Incredible The characters are amazingly multi-dimensional, and very charismatic. The environment was also a major characters, as it was not just the people in the book. It's an incredible suspense and dramatic story, and I will drawn in. Burch writes this story well, so much that it becomes more than just a story. This is definitely not a one-size-fit all genre, and I love that there is more than just a thrilling mystery, it also has hints of romance and excitement. Provincetown is a place that I never visited in reality, but I felt I just traveled there through the eyes and mind of Burch.
Lindenheim More than 1 year ago
If you’ve ever lived in Provincetown, or even just visited there, you’ll love this book. The characters are quite unusual and very memorable. There’s an intriguing subplot based on the past interwoven into the main plot, which gives the story more depth overall. It’s basically a very upbeat tale, with some very funny parts, plus a totally unexpected surprise near the end. The author, who lives in P’town himself, gives us a realistic view of this magical town. I have my own happy memories of many of the places he mentions in his book. While you won’t find the actual Homeport building, it would surely be nice if it were really there.
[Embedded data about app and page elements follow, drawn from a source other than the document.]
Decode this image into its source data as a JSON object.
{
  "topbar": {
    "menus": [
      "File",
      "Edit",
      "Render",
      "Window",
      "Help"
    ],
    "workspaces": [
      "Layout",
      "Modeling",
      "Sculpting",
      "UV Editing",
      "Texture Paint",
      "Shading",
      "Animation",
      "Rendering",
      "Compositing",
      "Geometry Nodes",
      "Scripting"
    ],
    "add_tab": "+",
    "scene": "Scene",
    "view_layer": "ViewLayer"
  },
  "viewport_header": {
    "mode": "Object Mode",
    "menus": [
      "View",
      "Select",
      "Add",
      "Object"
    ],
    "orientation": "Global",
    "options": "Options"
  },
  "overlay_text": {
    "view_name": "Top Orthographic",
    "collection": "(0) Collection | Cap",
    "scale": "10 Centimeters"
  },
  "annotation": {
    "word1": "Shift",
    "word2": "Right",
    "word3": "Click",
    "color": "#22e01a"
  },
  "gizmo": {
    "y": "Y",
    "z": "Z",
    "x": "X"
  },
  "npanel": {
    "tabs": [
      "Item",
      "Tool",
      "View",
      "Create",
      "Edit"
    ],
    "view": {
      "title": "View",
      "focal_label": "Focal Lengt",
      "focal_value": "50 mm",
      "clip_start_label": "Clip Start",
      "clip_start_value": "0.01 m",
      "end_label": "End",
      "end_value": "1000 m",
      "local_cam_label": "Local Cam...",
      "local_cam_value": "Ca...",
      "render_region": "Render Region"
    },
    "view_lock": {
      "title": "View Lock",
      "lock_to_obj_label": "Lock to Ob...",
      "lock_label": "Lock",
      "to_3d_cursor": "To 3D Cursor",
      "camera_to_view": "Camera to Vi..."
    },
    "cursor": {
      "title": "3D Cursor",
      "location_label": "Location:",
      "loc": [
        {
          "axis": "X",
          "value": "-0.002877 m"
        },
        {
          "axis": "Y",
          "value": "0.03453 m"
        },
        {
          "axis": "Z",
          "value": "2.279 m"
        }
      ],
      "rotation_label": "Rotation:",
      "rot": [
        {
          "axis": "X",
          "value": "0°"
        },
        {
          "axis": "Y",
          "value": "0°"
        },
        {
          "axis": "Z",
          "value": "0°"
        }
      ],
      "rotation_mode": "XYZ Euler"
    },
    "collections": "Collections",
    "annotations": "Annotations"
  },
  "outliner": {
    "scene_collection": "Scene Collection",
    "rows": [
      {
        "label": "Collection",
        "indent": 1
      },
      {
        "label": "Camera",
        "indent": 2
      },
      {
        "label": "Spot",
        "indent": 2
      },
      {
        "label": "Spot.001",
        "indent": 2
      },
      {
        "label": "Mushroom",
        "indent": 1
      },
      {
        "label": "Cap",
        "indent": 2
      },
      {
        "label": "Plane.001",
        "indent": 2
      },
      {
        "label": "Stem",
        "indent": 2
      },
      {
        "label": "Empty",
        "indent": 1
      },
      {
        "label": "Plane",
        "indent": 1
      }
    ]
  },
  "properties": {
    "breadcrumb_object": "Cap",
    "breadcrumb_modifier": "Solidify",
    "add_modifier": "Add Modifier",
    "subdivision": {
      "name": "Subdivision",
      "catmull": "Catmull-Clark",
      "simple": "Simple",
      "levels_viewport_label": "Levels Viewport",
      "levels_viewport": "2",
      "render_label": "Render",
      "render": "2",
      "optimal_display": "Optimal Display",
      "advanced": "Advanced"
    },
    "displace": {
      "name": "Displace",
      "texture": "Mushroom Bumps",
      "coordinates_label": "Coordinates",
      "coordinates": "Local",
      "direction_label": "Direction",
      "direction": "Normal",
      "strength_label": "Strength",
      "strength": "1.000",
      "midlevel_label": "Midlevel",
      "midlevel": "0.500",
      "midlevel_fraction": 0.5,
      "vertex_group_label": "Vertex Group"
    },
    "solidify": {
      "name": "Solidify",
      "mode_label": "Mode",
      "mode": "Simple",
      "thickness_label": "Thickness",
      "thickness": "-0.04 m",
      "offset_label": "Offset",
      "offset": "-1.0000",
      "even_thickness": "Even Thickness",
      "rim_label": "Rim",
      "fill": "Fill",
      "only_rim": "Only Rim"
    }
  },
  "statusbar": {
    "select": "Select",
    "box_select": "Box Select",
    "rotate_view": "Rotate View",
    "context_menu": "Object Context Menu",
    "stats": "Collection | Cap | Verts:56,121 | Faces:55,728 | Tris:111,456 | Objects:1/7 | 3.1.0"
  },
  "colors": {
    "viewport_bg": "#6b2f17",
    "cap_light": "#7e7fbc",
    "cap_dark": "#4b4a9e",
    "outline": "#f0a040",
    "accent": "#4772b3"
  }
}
MikiHope More than 1 year ago
This is a sensitive and extremely well written book that chronicles the life of Marc Nugent. Marc is gay and is fleeing his abusive partner in NYC. He finds himself in Provincetown with no place to stay and no means of support. He helps an older woman pick up groceries that have fallen into the street and is directed to go to another woman's house where she knows there may be a job and a roof for over his head. The only caveat is that he can't tell who sent him there--or he may not get the job--and it is winter and starting to get cold! The inhabitants of this house are interesting to say the least and it takes Marc a while to get used to them all. When the woman who owns the house finds out that Marc wants to be a writer she sets him up in the attic where her father used to journal every night. He is allowed to read all the journals--except for the last one--it is lost. There is a mystery to be solved here--and one that has kept 2 woman separated for a lot of years. Can Marc and his friends ferret out the real truth? Will any of them ever really learn to trust again? I suggest you read this book to find out!